“Many a true word is said in jest.”—I don’t know, but I heard it from my mother.
It’s a funny thing—folks get good at doing OG problems at their desks. Then they take a practice CAT, with the clock on the monitor running down, like sands in the hourglass. Suddenly they are seized by amphetamine psychosis. Like NFL rookies, the big adjustment is to the speed of the game. When you’re taking the test, if you can’t do it* in two to three minutes, you can’t do it.* However, timing problems are an effect, not a cause. People have timing problems because their math foundation sucks. People have timing problems because they don’t get a good rephrasing. People have timing problems because they don’t compare SC choices vertically. People have timing problems because they don’t have the discipline to guess. And so on. All of these problems are fixable. Like most GMAT issues, timing problems are the result of either a poor foundation or bad behavior.

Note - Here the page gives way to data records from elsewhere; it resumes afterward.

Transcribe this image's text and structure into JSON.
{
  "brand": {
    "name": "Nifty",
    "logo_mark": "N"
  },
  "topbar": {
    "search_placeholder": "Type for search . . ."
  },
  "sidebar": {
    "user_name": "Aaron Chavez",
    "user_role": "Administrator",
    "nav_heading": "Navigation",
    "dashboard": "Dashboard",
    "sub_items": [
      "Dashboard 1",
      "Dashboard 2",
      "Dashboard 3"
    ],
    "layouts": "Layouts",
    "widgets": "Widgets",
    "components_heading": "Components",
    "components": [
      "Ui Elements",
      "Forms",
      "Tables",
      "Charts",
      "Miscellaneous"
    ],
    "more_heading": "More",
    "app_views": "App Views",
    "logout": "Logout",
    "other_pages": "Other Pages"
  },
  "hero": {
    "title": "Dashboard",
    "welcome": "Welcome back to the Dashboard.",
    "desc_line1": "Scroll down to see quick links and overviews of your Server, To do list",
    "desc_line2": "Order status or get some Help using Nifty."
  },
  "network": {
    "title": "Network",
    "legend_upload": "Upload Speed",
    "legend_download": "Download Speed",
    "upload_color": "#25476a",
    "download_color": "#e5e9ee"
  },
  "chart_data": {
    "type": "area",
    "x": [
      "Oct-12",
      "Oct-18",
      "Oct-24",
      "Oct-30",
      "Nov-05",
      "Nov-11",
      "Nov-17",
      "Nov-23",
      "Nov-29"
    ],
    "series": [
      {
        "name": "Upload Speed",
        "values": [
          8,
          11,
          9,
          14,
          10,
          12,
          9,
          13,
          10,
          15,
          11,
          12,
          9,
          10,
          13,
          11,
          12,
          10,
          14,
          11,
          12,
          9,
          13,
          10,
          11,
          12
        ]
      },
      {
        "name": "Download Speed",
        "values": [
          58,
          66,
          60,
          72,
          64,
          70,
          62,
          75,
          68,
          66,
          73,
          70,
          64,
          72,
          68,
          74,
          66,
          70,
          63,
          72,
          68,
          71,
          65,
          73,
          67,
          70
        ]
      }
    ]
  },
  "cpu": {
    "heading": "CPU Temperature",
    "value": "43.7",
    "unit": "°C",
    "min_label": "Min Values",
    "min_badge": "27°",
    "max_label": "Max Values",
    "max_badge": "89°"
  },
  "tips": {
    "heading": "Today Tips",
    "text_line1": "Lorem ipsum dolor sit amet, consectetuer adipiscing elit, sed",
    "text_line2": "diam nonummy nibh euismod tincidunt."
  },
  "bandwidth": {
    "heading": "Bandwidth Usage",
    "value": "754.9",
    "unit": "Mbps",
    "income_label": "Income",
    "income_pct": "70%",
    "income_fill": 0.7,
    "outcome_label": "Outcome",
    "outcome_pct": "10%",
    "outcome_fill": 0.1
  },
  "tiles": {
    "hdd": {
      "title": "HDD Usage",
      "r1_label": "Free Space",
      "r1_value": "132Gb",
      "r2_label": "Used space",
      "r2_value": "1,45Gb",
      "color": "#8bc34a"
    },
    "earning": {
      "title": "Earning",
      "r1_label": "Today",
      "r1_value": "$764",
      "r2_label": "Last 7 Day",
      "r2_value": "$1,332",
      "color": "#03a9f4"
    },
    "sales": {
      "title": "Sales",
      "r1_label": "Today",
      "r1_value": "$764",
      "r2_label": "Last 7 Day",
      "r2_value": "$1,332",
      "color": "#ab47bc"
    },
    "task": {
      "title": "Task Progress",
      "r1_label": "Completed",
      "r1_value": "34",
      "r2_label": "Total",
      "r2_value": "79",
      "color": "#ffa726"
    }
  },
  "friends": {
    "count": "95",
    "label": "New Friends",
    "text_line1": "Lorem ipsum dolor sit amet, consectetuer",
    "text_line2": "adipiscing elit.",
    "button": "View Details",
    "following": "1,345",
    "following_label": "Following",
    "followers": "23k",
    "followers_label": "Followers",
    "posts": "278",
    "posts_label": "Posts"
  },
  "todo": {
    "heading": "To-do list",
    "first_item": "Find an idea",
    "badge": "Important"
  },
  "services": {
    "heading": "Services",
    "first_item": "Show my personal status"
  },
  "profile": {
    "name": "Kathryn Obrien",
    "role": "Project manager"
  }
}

Take foundation work. . .please—that’s a joke from your grandparents’ day. When I say 7 times 13, you say 91. Think of it as a rap. When you see .625, you say 5/8. Woot. All seriousness aside, people waste 30 seconds a question in the quant because they don’t know their times tables or squares or the fractional decimal percentage equivalencies. Or their algebra isn’t smooth and silky. Think about how much time that uses up during the section. How do you fix that? “How do you get to Carnegie Hall?” “Practice, practice, practice.” That’s a New York joke—LA classes hate it. You have to want it enough to do the work that you need to do. That amount varies, person to person.